Lawsuit Filed Against Disney Alleges Disneyland Resort’s Magic Key Program Deceptively Advertises “No Blockouts” Despite Reservation Difficulties
It’s no secret that the Magic Key program, the replacement for Annual Passes at the Disneyland Resort, has been rather controversial among fans for its notorious difficulty to secure reservations for the two California theme parks. One woman feels that Disney falsely advertised their highest tier Dream Key as having “no blockout dates” despite the very limited bucket of reservations available for Key holders and as such is suing Disney.
According to the Orange County Register, Jenale Nielsen, a Dream Key holder, has filed a $5 million lawsuit against Disney alleging that Disneyland treats Magic Key holders as “second class” ticket holders by artificially limiting Magic Key reservations and the number of key holders that can visit on any given day.
Nielsen reportedly seeks to have the suit certified as class-action on behalf of all Magic Key holders, although this has not happened yet.
Reservations for Magic Key holders have been notoriously difficult to obtain since the program’s launch in August as a replacement for the former Annual Passes. The new system requires reservations to be booked before visiting the Disneyland Resort, but reservations are frequently unavailable for near-term dates and virtually all available weekends. However, standard tickets have been available for purchase on almost every day, with only a few near-term dates unavailable.
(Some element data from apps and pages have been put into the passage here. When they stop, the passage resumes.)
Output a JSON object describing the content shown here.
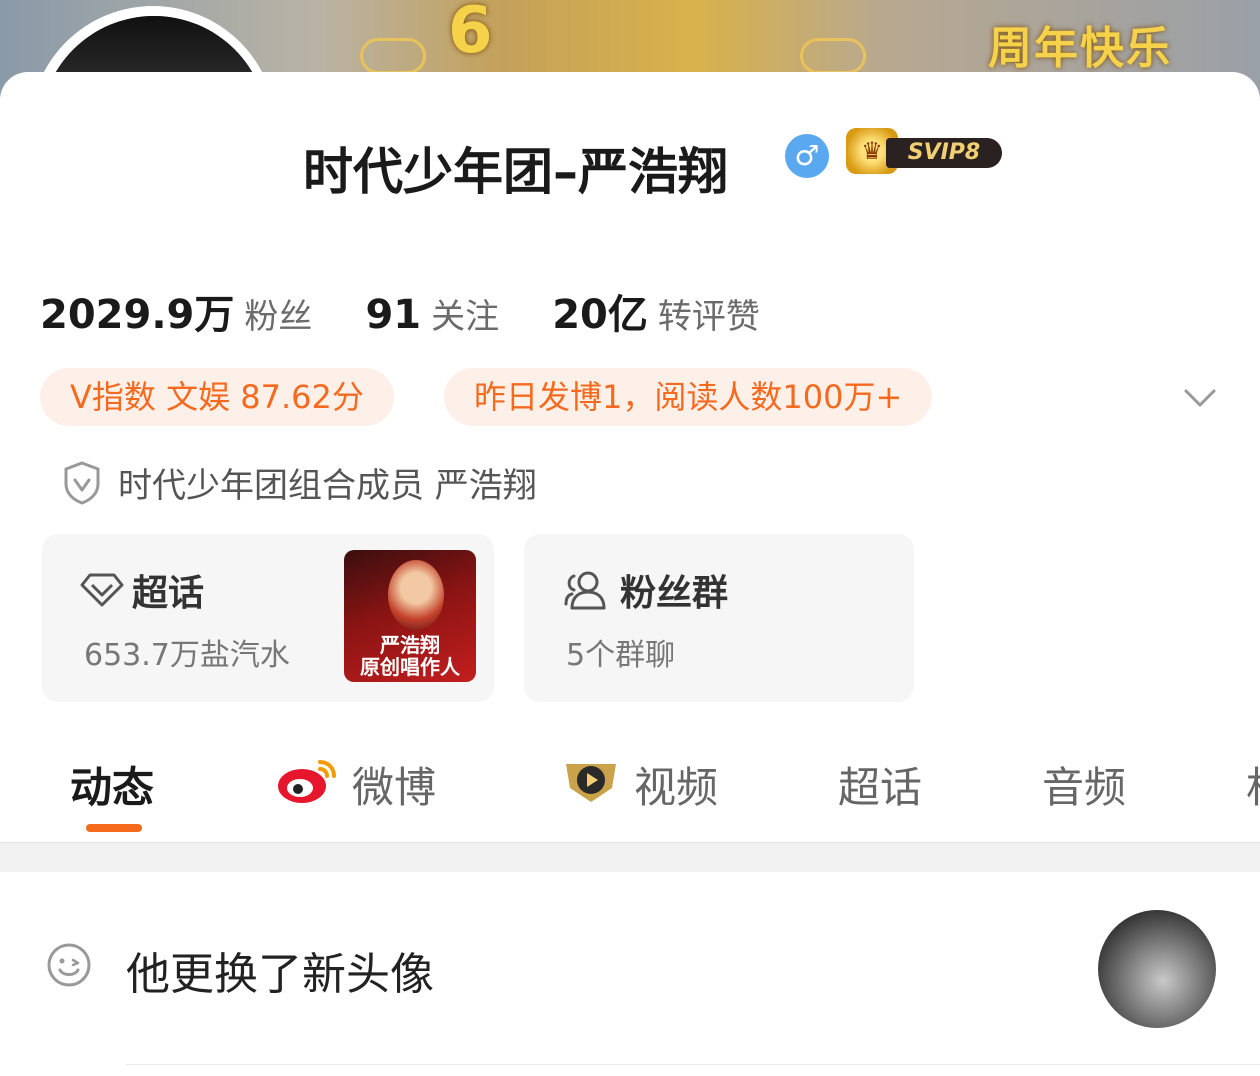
{
  "banner": {
    "big_number": "6",
    "text": "周年快乐"
  },
  "profile": {
    "name": "时代少年团–严浩翔",
    "gender_symbol": "♂",
    "svip_label": "SVIP8",
    "verified_badge": "V"
  },
  "stats": [
    {
      "value": "2029.9万",
      "label": "粉丝"
    },
    {
      "value": "91",
      "label": "关注"
    },
    {
      "value": "20亿",
      "label": "转评赞"
    }
  ],
  "pills": {
    "v_index": "V指数 文娱 87.62分",
    "post_info": "昨日发博1，阅读人数100万+"
  },
  "verification": {
    "text": "时代少年团组合成员 严浩翔"
  },
  "boxes": {
    "super_topic": {
      "title": "超话",
      "subtitle": "653.7万盐汽水",
      "thumb_text_line1": "严浩翔",
      "thumb_text_line2": "原创唱作人"
    },
    "fan_group": {
      "title": "粉丝群",
      "subtitle": "5个群聊"
    }
  },
  "tabs": [
    {
      "label": "动态",
      "active": true
    },
    {
      "label": "微博",
      "active": false
    },
    {
      "label": "视频",
      "active": false
    },
    {
      "label": "超话",
      "active": false
    },
    {
      "label": "音频",
      "active": false
    },
    {
      "label": "相",
      "active": false
    }
  ],
  "feed": {
    "item_text": "他更换了新头像"
  },
  "colors": {
    "accent": "#f66a1e",
    "pill_bg": "#fdf0e8",
    "gender_blue": "#5aa8f0"
  },
  "icons": {
    "chevron": "chevron-down-icon",
    "shield": "verified-shield-icon",
    "super_topic": "diamond-icon",
    "fan_group": "people-icon",
    "weibo": "weibo-logo-icon",
    "video": "video-play-icon",
    "smile": "smile-icon"
  }
}
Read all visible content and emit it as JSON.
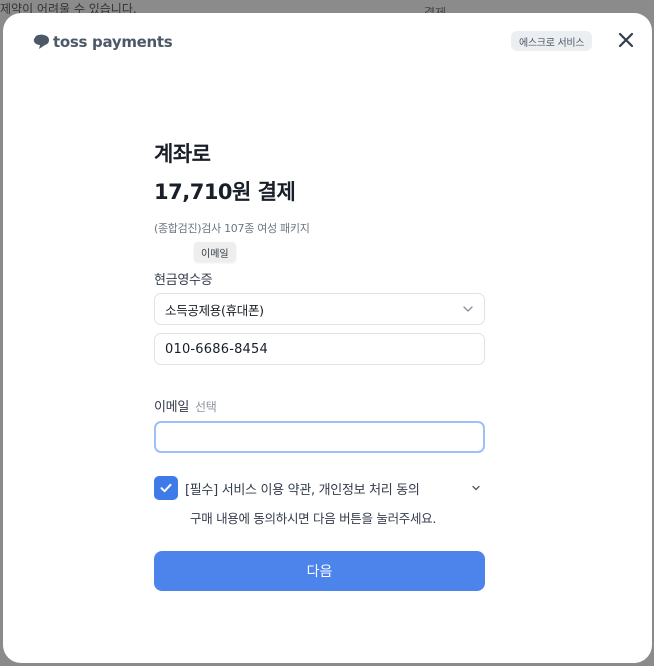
{
  "background": {
    "top_left_text": "제약이 어려울 수 있습니다.",
    "top_right_text": "결제"
  },
  "header": {
    "logo_text": "toss payments",
    "escrow_badge": "에스크로 서비스",
    "close_icon": "close-icon"
  },
  "payment": {
    "method_title": "계좌로",
    "amount_title": "17,710원 결제",
    "product_name": "(종합검진)검사 107종 여성 패키지"
  },
  "tooltip": {
    "text": "이메일"
  },
  "receipt": {
    "label": "현금영수증",
    "type_selected": "소득공제용(휴대폰)",
    "phone_value": "010-6686-8454"
  },
  "email": {
    "label": "이메일",
    "optional_tag": "선택",
    "value": "",
    "placeholder": ""
  },
  "agreement": {
    "checked": true,
    "text": "[필수] 서비스 이용 약관, 개인정보 처리 동의",
    "notice": "구매 내용에 동의하시면 다음 버튼을 눌러주세요."
  },
  "actions": {
    "next_label": "다음"
  },
  "colors": {
    "primary": "#4c84ec",
    "checkbox": "#3f7be8",
    "focus_border": "#9ec0f7",
    "overlay": "#8b8b8b"
  }
}
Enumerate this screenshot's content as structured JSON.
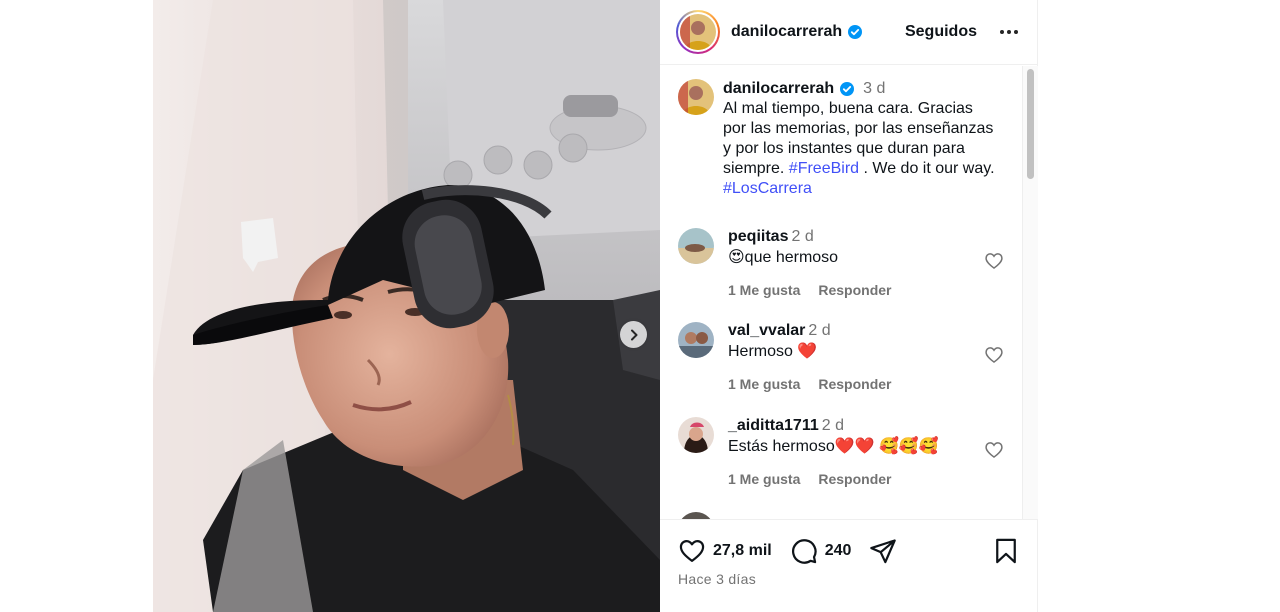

“The problem was not that Disney had reached its capacity and therefore could not provide reservations to its Dream Key passholders. The problem was that Disney had decided to block out reservations so that they were only available to new purchases and were not available to Dream Key passholders. Disney appears to be limiting the number of reservations available to Dream Key passholders on any given day in order to maximize the number of single day and other passes that Disney can sell,” according to the suit. Nielsen says she would not have purchased a Dream Key if she knew so many dates would be unavailable, and claims she purchased the Dream Key believing that she could make reservations as long as capacity was available at Disneyland Park and Disney California Adventure. In the end, Nielsen purchased a standard day ticket to visit on her desired dates in November despite holding a Dream Key.
The suit contends that Disney is engaging in unfair, unlawful and deceptive business practices. Disneyland is accused of breach of contract, negligent misrepresentation and false advertising and seeks civil penalties to prevent Disney from engaging in similar unlawful trade practices, restitution based on the harm consumers experienced and repayment of all revenue gained by the practice, according to the Orange County Register. Disney has not yet filed an answer to these claims.